Using the word "RFIs" as the filter, copy each matching line from the records.

### RECORDS FOR THE TASK
+ + + +
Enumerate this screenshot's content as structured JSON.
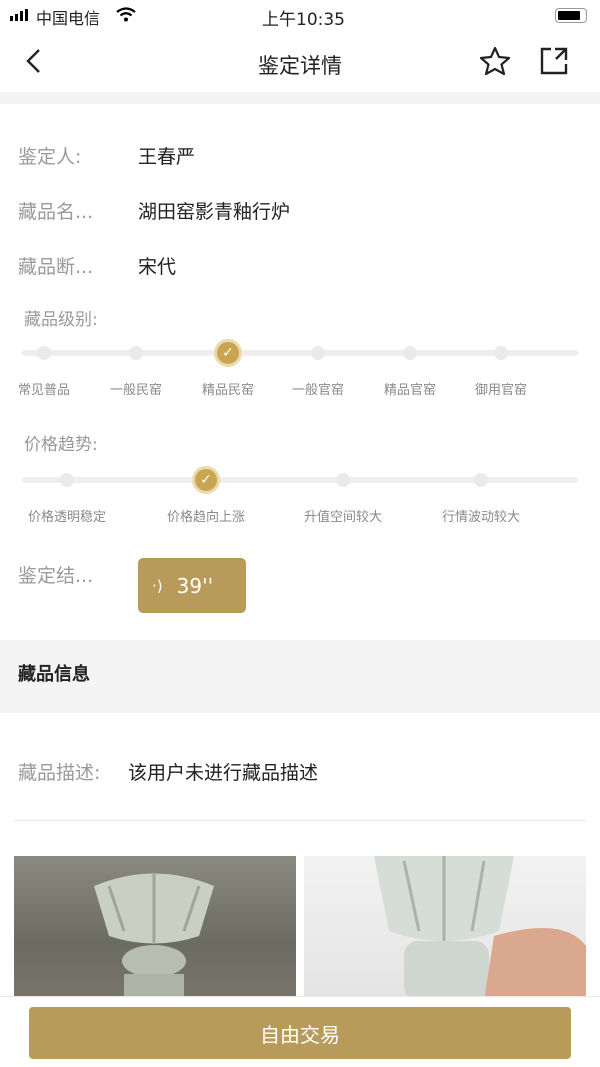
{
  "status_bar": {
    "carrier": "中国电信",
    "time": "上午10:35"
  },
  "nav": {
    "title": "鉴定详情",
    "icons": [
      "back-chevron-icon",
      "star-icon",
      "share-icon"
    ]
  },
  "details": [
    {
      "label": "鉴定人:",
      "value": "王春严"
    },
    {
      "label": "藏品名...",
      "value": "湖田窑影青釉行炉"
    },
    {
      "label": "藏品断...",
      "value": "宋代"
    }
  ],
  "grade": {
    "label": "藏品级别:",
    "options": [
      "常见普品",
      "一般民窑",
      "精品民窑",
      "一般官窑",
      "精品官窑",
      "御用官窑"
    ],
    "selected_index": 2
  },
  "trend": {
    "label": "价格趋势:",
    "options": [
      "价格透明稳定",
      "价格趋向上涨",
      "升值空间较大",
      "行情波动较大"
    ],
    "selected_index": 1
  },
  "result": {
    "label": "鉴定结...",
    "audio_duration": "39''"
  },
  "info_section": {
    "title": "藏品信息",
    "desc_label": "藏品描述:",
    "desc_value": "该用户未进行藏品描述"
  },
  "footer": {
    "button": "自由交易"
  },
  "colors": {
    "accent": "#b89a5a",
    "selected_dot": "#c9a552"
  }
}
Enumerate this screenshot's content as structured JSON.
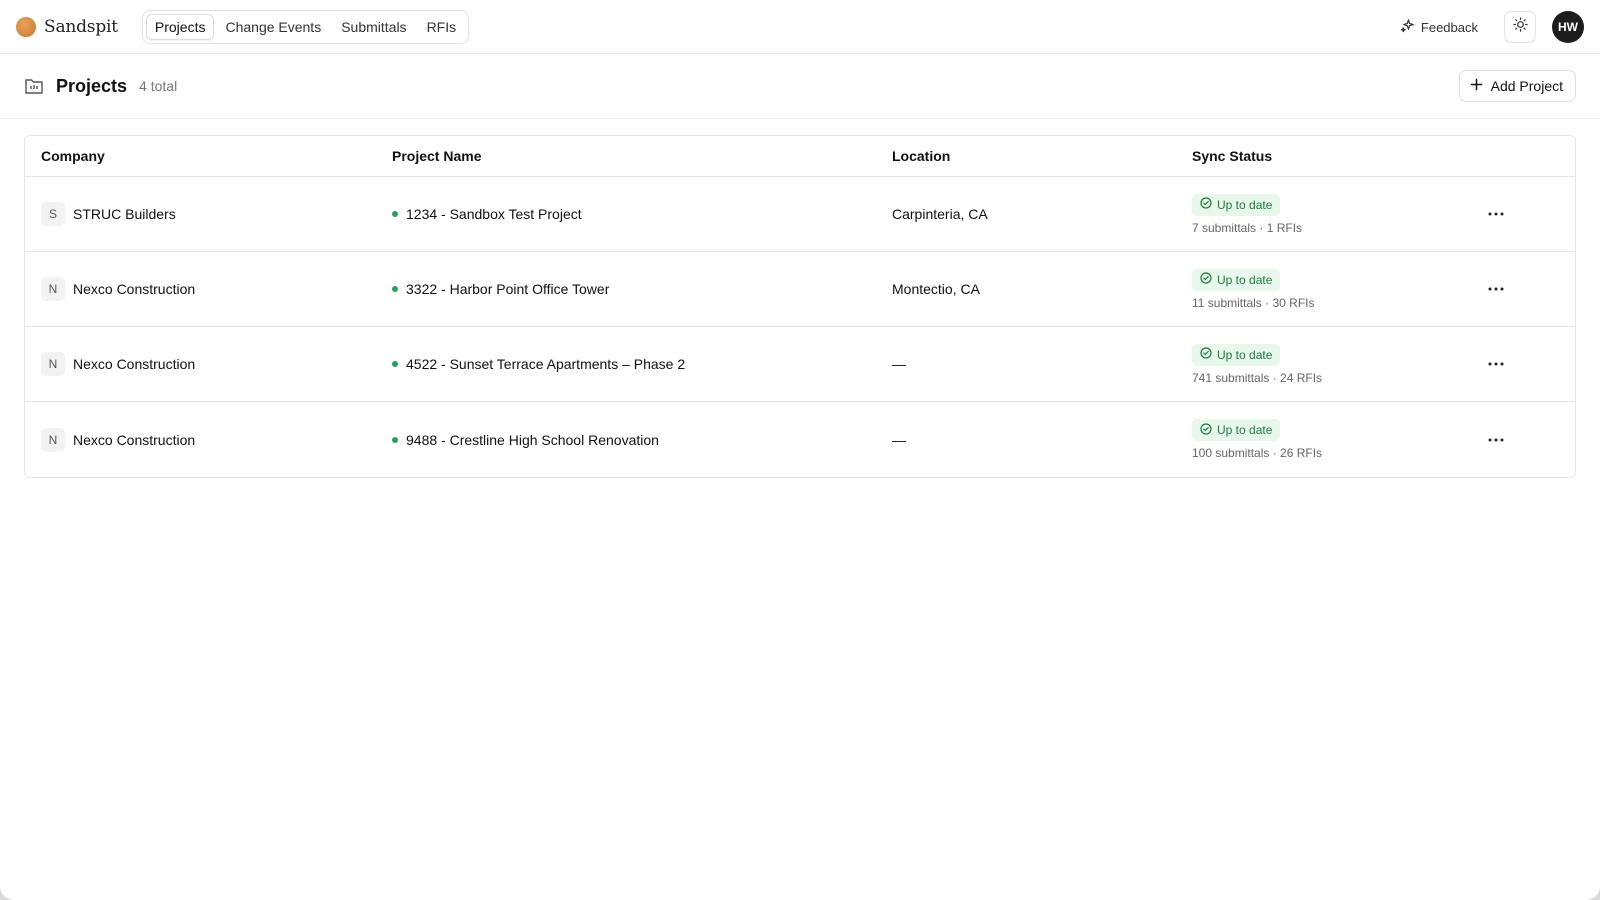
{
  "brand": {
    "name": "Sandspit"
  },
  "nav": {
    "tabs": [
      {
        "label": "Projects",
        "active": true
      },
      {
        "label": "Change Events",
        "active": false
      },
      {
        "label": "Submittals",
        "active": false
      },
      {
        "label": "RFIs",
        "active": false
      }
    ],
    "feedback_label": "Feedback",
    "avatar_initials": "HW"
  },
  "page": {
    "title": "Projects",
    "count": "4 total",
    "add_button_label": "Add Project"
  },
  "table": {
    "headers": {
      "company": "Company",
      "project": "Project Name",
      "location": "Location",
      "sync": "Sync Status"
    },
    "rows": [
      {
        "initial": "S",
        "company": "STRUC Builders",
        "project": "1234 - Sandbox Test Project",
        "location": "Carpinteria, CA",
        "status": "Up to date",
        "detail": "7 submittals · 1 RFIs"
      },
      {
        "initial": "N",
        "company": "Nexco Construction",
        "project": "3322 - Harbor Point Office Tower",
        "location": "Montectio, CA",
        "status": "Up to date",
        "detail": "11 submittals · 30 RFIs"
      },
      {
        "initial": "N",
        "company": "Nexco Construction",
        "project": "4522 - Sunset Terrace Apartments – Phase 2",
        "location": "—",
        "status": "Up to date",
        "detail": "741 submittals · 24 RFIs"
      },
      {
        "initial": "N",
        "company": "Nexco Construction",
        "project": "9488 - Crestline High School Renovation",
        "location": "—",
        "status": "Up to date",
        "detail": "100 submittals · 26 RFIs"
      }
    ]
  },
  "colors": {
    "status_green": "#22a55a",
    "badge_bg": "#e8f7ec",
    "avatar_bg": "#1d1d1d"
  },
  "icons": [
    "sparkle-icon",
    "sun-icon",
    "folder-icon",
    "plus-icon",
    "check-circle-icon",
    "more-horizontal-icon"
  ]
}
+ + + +
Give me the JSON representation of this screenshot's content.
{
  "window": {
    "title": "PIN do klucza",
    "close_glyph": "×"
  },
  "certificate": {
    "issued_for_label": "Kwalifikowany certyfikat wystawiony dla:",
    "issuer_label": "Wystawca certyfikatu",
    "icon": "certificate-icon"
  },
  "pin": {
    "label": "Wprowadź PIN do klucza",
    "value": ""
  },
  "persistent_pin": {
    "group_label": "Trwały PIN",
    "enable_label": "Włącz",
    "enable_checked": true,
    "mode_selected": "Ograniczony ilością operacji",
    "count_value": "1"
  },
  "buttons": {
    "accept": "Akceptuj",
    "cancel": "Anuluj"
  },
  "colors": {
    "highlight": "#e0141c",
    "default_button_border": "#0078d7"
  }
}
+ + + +
### ANSWER SECTION
        "label": "RFIs",
        "detail": "7 submittals · 1 RFIs"
        "detail": "11 submittals · 30 RFIs"
        "detail": "741 submittals · 24 RFIs"
        "detail": "100 submittals · 26 RFIs"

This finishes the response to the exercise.